In the standard radar vital signs signal processing process, radar interferometry technology is needed to monitor the changes in the phase of the detected target over time. 6, 7 After the fast Fourier transform (FFT) processing of the distance, the conventional 1D CFAR technology can be combined with the peak search on the range spectrum, or the peak-to-average power ratio (PAPR) The ratio of the peak to average power in the slow time domain in the range bin of the potential target is used as an indicator to select the potential target. For a stationary target, the FFT peak value is close to the average value of the FFT spectrum in the slow time domain; and if it is a vibrating target, such as heartbeat or breathing, the average value is very small, making the PAPR large.

After pre-selecting the target distance interval, the vital signs Doppler detection can be performed in two ways: 1. Estimate the standard deviation of the IQ data in the slow time domain to see if it is within the range of the specified value; 2. If it is within the frequency of the vital signs If there is no energy peak in the range (0.2-3.3 Hz), the distance spectrum is used for measurement. Because white noise can make the wrong signal a valid signal, Doppler detection is a very important step before passing the signal through a band-pass filter to filter out static targets.

After completing the vital signs detection, the ellipse reconstruction algorithm is used to correct the IQ data that reaches the above-mentioned standard distance interval to eliminate the offset, phase and amplitude imbalance caused by hardware defects. By mapping the ellipse onto a perfect circle, ellipse reconstruction can help eliminate these amplitude and phase shifts. 8 Figure 2 shows the IQ signal reconstructed when the ellipse reconstruction algorithm is used for normal vital signs targets and random body movements interfere with the reconstruction.
Next, the obtained signal phase is used to reconstruct the original true phase of the wave from its 2π multiples through the phase unwrapping module. For phase jumps greater than -π or +π, 2π needs to be added or subtracted, respectively. The unfolded phase contains the displacement signal:
Among them: λ is the wavelength of the carrier, and ϕ(t) is the phase extracted in the slow time domain.
The resulting displacement signal contains the superposition of the respiratory signal and the heart rate signal. Let the displacement signal pass through a band-pass filter to estimate the respiratory frequency when the start frequency and stop frequency are 0.2 Hz and 0.4 Hz, respectively; and the heart rate is estimated at 0.8 Hz and 3 Hz, respectively. 10 There are many ways to estimate respiratory rate or heart rate, including:

1. The distance spectrum estimation technology requires fast Fourier transform (FFT) on the filtered displacement signal.

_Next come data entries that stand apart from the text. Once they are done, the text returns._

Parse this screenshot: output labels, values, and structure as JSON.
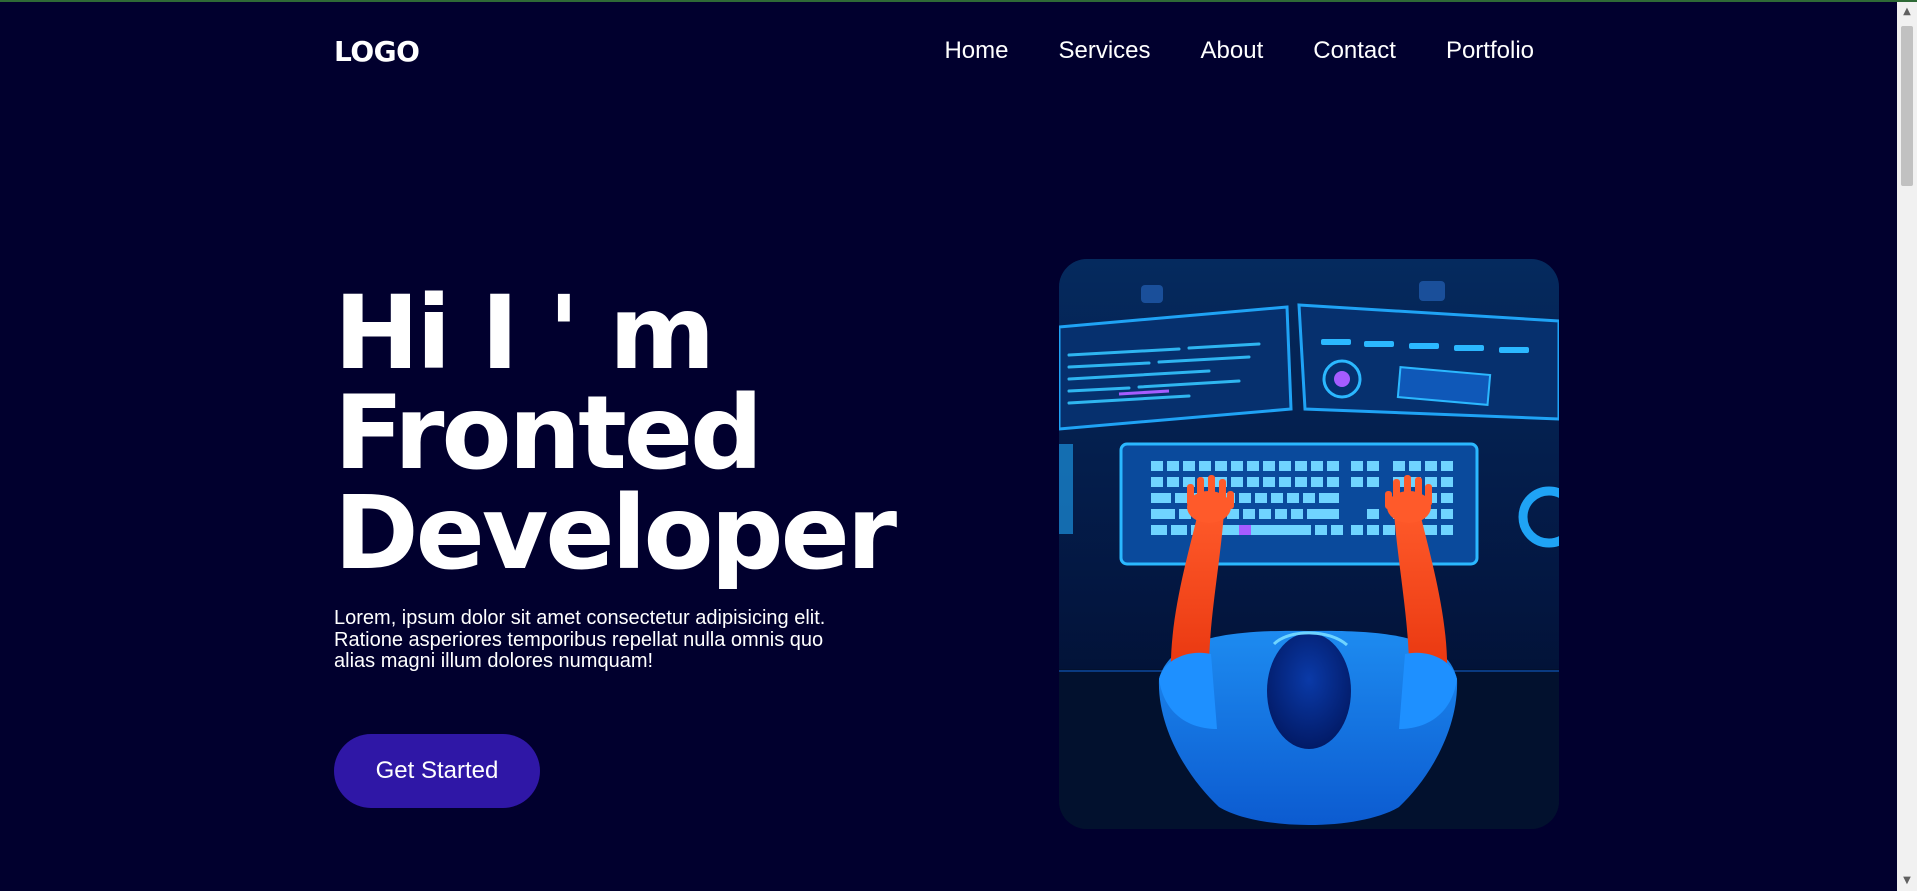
{
  "header": {
    "logo": "LOGO",
    "nav": [
      "Home",
      "Services",
      "About",
      "Contact",
      "Portfolio"
    ]
  },
  "hero": {
    "title_lines": [
      "Hi I ' m",
      "Fronted",
      "Developer"
    ],
    "description": "Lorem, ipsum dolor sit amet consectetur adipisicing elit. Ratione asperiores temporibus repellat nulla omnis quo alias magni illum dolores numquam!",
    "cta_label": "Get Started"
  },
  "colors": {
    "background": "#01002e",
    "button": "#2f17a6",
    "text": "#ffffff"
  },
  "icons": {
    "scroll_up": "scroll-up-arrow-icon",
    "scroll_down": "scroll-down-arrow-icon"
  }
}
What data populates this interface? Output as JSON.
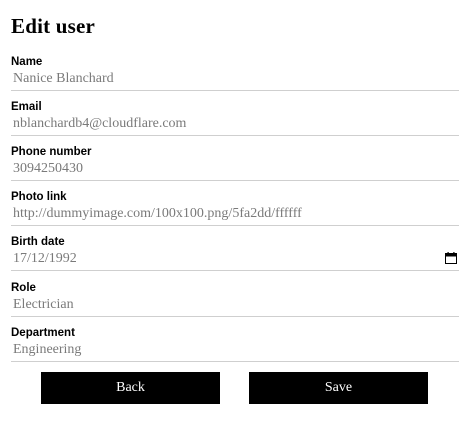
{
  "title": "Edit user",
  "fields": [
    {
      "label": "Name",
      "value": "Nanice Blanchard"
    },
    {
      "label": "Email",
      "value": "nblanchardb4@cloudflare.com"
    },
    {
      "label": "Phone number",
      "value": "3094250430"
    },
    {
      "label": "Photo link",
      "value": "http://dummyimage.com/100x100.png/5fa2dd/ffffff"
    },
    {
      "label": "Birth date",
      "value": "17/12/1992"
    },
    {
      "label": "Role",
      "value": "Electrician"
    },
    {
      "label": "Department",
      "value": "Engineering"
    }
  ],
  "buttons": {
    "back": "Back",
    "save": "Save"
  },
  "icons": {
    "birth_date": "calendar-icon"
  }
}
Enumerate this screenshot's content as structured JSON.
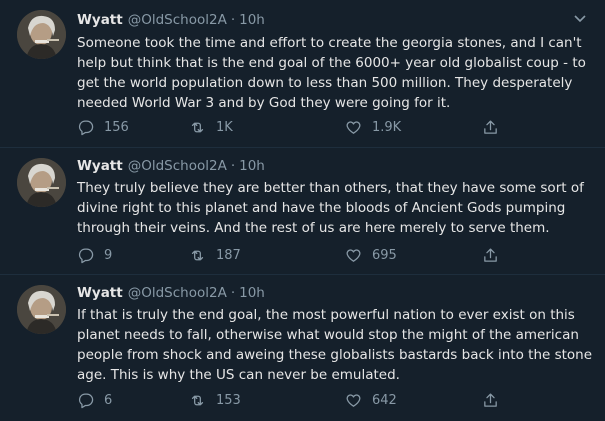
{
  "theme": {
    "background": "#15202b",
    "text": "#e6e6e6",
    "muted": "#8899a6"
  },
  "tweets": [
    {
      "name": "Wyatt",
      "handle": "@OldSchool2A",
      "separator": "·",
      "time": "10h",
      "text_lines": [
        "Someone took the time and effort to create the georgia stones, and I can't",
        "help but think that is the end goal of the 6000+ year old globalist coup - to",
        "get the world population down to less than 500 million. They desperately",
        "needed World War 3 and by God they were going for it."
      ],
      "replies": "156",
      "retweets": "1K",
      "likes": "1.9K"
    },
    {
      "name": "Wyatt",
      "handle": "@OldSchool2A",
      "separator": "·",
      "time": "10h",
      "text_lines": [
        "They truly believe they are better than others, that they have some sort of",
        "divine right to this planet and have the bloods of Ancient Gods pumping",
        "through their veins. And the rest of us are here merely to serve them."
      ],
      "replies": "9",
      "retweets": "187",
      "likes": "695"
    },
    {
      "name": "Wyatt",
      "handle": "@OldSchool2A",
      "separator": "·",
      "time": "10h",
      "text_lines": [
        "If that is truly the end goal, the most powerful nation to ever exist on this",
        "planet needs to fall, otherwise what would stop the might of the american",
        "people from shock and aweing these globalists bastards back into the stone",
        "age. This is why the US can never be emulated."
      ],
      "replies": "6",
      "retweets": "153",
      "likes": "642"
    }
  ],
  "icons": {
    "reply": "reply-icon",
    "retweet": "retweet-icon",
    "like": "heart-icon",
    "share": "share-icon",
    "more": "chevron-down-icon"
  }
}
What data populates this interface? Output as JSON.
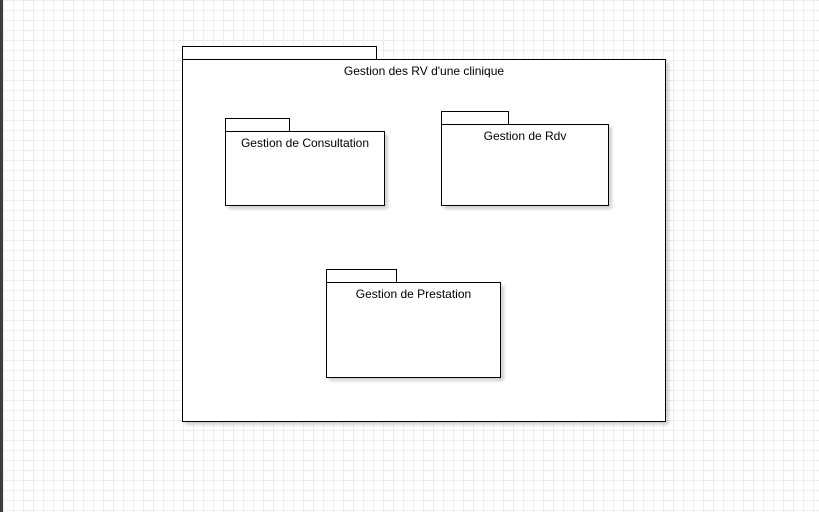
{
  "diagram": {
    "outer_package": {
      "title": "Gestion des RV d'une clinique"
    },
    "packages": [
      {
        "title": "Gestion de Consultation"
      },
      {
        "title": "Gestion de Rdv"
      },
      {
        "title": "Gestion de Prestation"
      }
    ]
  },
  "colors": {
    "background": "#ffffff",
    "grid": "#ececec",
    "stroke": "#000000",
    "sidebar": "#3a3d41"
  }
}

Through the peaks of the heart rate and respiratory frequency in the FFT distance spectrum, the heart rate and respiratory frequency can be estimated separately. Figure 3 shows the frequency estimation of vital signs using the distance spectrum analysis method.
2. Estimate the respiratory frequency and heart rate by statistically filtering the peak value in the time-domain displacement signal. Figure 4 estimates the frequency of vital signs by performing peak statistics on filtered time-domain data. The red triangle represents the peak value detected in the heartbeat signal window.
Cockpit sensing is an emerging market, and it is expected to make strides with the introduction of local regulations. Radar is considered to be a highly potential technology that can be used to solve many problems including passive safety applications, such as stranded child detection and presence sensing. Innovative signal processing and deep learning technologies will bring the reliability of these applications to a higher level, so as to achieve a perfect balance between computational cost, the degree of information required for specific use cases, and system power consumption. In the future, the pcb multi-sensor fusion method should be able to create a more complete and reliable system by realizing sensor redundancy.